:: THE TASK ::
Write out the records once more, exactly as given.

:: INPUT DATA ::
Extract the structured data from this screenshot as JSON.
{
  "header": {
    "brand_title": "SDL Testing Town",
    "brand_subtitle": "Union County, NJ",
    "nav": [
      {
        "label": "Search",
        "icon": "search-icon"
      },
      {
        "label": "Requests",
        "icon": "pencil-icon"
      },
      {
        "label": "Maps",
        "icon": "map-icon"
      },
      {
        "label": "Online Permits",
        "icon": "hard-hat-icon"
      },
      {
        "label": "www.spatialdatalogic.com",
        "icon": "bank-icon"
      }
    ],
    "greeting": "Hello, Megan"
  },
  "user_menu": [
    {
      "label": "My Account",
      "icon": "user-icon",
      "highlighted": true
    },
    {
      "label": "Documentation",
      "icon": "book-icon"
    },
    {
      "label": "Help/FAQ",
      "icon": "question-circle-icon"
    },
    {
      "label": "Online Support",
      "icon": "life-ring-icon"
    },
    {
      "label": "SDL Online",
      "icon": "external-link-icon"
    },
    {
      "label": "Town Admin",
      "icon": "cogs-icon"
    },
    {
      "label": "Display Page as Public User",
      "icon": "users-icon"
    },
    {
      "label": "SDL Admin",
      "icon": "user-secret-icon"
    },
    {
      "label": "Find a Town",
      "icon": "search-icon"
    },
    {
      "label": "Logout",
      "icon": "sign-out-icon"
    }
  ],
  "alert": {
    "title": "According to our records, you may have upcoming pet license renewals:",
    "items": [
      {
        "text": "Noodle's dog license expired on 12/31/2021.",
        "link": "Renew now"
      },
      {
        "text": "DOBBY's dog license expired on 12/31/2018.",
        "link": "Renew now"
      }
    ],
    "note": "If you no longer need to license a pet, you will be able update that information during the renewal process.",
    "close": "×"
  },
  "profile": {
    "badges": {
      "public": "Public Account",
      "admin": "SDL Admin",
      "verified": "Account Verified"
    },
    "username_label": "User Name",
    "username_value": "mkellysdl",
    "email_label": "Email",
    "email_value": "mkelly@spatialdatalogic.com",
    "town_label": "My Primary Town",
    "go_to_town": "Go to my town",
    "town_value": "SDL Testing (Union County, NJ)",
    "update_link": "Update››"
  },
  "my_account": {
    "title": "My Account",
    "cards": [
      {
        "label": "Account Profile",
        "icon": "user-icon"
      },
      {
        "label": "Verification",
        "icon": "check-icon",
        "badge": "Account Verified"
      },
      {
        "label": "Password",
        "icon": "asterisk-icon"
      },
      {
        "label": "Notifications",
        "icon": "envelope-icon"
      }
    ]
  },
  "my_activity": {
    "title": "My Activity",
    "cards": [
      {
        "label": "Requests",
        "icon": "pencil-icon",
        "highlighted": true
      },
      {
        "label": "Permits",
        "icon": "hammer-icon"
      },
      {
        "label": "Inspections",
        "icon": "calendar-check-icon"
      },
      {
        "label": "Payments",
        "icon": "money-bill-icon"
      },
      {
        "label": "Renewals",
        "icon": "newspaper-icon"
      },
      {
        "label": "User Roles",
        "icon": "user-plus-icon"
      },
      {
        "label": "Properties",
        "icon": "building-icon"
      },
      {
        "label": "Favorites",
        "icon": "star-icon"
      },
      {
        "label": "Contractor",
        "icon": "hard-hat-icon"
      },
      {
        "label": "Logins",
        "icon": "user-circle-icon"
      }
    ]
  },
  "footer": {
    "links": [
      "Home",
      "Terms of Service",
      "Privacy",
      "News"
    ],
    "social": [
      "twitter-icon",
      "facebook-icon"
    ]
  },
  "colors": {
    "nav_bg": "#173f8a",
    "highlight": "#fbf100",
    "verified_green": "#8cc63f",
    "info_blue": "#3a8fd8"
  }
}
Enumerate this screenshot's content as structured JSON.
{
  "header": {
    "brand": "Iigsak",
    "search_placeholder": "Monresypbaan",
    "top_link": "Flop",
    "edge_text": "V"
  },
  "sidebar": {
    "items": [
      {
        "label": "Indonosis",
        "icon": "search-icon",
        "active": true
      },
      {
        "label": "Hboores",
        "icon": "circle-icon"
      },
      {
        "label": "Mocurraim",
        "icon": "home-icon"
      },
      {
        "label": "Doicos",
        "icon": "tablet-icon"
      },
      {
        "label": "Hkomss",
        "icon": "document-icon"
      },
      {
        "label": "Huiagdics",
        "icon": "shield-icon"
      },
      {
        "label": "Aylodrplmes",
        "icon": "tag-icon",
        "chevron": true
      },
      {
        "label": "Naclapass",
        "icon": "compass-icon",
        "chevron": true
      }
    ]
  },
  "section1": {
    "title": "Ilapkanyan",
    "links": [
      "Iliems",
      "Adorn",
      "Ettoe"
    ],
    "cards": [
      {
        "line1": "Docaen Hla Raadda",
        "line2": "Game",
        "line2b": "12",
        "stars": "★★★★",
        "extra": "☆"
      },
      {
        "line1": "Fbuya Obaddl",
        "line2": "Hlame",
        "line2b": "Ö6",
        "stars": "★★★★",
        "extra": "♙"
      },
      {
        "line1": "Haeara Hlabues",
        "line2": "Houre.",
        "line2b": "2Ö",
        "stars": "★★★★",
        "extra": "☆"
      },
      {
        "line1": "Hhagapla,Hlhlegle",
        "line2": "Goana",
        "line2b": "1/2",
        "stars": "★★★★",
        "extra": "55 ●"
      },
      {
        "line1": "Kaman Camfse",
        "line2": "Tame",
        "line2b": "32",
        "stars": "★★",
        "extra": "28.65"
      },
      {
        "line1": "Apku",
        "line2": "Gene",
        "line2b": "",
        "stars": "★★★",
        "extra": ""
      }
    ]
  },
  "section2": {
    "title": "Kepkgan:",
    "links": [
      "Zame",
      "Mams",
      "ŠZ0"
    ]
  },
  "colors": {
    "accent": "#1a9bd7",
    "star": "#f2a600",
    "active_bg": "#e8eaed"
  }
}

:: EXPECTED ANSWER ::
Extract the structured data from this screenshot as JSON.
{
  "header": {
    "brand_title": "SDL Testing Town",
    "brand_subtitle": "Union County, NJ",
    "nav": [
      {
        "label": "Search",
        "icon": "search-icon"
      },
      {
        "label": "Requests",
        "icon": "pencil-icon"
      },
      {
        "label": "Maps",
        "icon": "map-icon"
      },
      {
        "label": "Online Permits",
        "icon": "hard-hat-icon"
      },
      {
        "label": "www.spatialdatalogic.com",
        "icon": "bank-icon"
      }
    ],
    "greeting": "Hello, Megan"
  },
  "user_menu": [
    {
      "label": "My Account",
      "icon": "user-icon",
      "highlighted": true
    },
    {
      "label": "Documentation",
      "icon": "book-icon"
    },
    {
      "label": "Help/FAQ",
      "icon": "question-circle-icon"
    },
    {
      "label": "Online Support",
      "icon": "life-ring-icon"
    },
    {
      "label": "SDL Online",
      "icon": "external-link-icon"
    },
    {
      "label": "Town Admin",
      "icon": "cogs-icon"
    },
    {
      "label": "Display Page as Public User",
      "icon": "users-icon"
    },
    {
      "label": "SDL Admin",
      "icon": "user-secret-icon"
    },
    {
      "label": "Find a Town",
      "icon": "search-icon"
    },
    {
      "label": "Logout",
      "icon": "sign-out-icon"
    }
  ],
  "alert": {
    "title": "According to our records, you may have upcoming pet license renewals:",
    "items": [
      {
        "text": "Noodle's dog license expired on 12/31/2021.",
        "link": "Renew now"
      },
      {
        "text": "DOBBY's dog license expired on 12/31/2018.",
        "link": "Renew now"
      }
    ],
    "note": "If you no longer need to license a pet, you will be able update that information during the renewal process.",
    "close": "×"
  },
  "profile": {
    "badges": {
      "public": "Public Account",
      "admin": "SDL Admin",
      "verified": "Account Verified"
    },
    "username_label": "User Name",
    "username_value": "mkellysdl",
    "email_label": "Email",
    "email_value": "mkelly@spatialdatalogic.com",
    "town_label": "My Primary Town",
    "go_to_town": "Go to my town",
    "town_value": "SDL Testing (Union County, NJ)",
    "update_link": "Update››"
  },
  "my_account": {
    "title": "My Account",
    "cards": [
      {
        "label": "Account Profile",
        "icon": "user-icon"
      },
      {
        "label": "Verification",
        "icon": "check-icon",
        "badge": "Account Verified"
      },
      {
        "label": "Password",
        "icon": "asterisk-icon"
      },
      {
        "label": "Notifications",
        "icon": "envelope-icon"
      }
    ]
  },
  "my_activity": {
    "title": "My Activity",
    "cards": [
      {
        "label": "Requests",
        "icon": "pencil-icon",
        "highlighted": true
      },
      {
        "label": "Permits",
        "icon": "hammer-icon"
      },
      {
        "label": "Inspections",
        "icon": "calendar-check-icon"
      },
      {
        "label": "Payments",
        "icon": "money-bill-icon"
      },
      {
        "label": "Renewals",
        "icon": "newspaper-icon"
      },
      {
        "label": "User Roles",
        "icon": "user-plus-icon"
      },
      {
        "label": "Properties",
        "icon": "building-icon"
      },
      {
        "label": "Favorites",
        "icon": "star-icon"
      },
      {
        "label": "Contractor",
        "icon": "hard-hat-icon"
      },
      {
        "label": "Logins",
        "icon": "user-circle-icon"
      }
    ]
  },
  "footer": {
    "links": [
      "Home",
      "Terms of Service",
      "Privacy",
      "News"
    ],
    "social": [
      "twitter-icon",
      "facebook-icon"
    ]
  },
  "colors": {
    "nav_bg": "#173f8a",
    "highlight": "#fbf100",
    "verified_green": "#8cc63f",
    "info_blue": "#3a8fd8"
  }
}
Enumerate this screenshot's content as structured JSON.
{
  "header": {
    "brand": "Iigsak",
    "search_placeholder": "Monresypbaan",
    "top_link": "Flop",
    "edge_text": "V"
  },
  "sidebar": {
    "items": [
      {
        "label": "Indonosis",
        "icon": "search-icon",
        "active": true
      },
      {
        "label": "Hboores",
        "icon": "circle-icon"
      },
      {
        "label": "Mocurraim",
        "icon": "home-icon"
      },
      {
        "label": "Doicos",
        "icon": "tablet-icon"
      },
      {
        "label": "Hkomss",
        "icon": "document-icon"
      },
      {
        "label": "Huiagdics",
        "icon": "shield-icon"
      },
      {
        "label": "Aylodrplmes",
        "icon": "tag-icon",
        "chevron": true
      },
      {
        "label": "Naclapass",
        "icon": "compass-icon",
        "chevron": true
      }
    ]
  },
  "section1": {
    "title": "Ilapkanyan",
    "links": [
      "Iliems",
      "Adorn",
      "Ettoe"
    ],
    "cards": [
      {
        "line1": "Docaen Hla Raadda",
        "line2": "Game",
        "line2b": "12",
        "stars": "★★★★",
        "extra": "☆"
      },
      {
        "line1": "Fbuya Obaddl",
        "line2": "Hlame",
        "line2b": "Ö6",
        "stars": "★★★★",
        "extra": "♙"
      },
      {
        "line1": "Haeara Hlabues",
        "line2": "Houre.",
        "line2b": "2Ö",
        "stars": "★★★★",
        "extra": "☆"
      },
      {
        "line1": "Hhagapla,Hlhlegle",
        "line2": "Goana",
        "line2b": "1/2",
        "stars": "★★★★",
        "extra": "55 ●"
      },
      {
        "line1": "Kaman Camfse",
        "line2": "Tame",
        "line2b": "32",
        "stars": "★★",
        "extra": "28.65"
      },
      {
        "line1": "Apku",
        "line2": "Gene",
        "line2b": "",
        "stars": "★★★",
        "extra": ""
      }
    ]
  },
  "section2": {
    "title": "Kepkgan:",
    "links": [
      "Zame",
      "Mams",
      "ŠZ0"
    ]
  },
  "colors": {
    "accent": "#1a9bd7",
    "star": "#f2a600",
    "active_bg": "#e8eaed"
  }
}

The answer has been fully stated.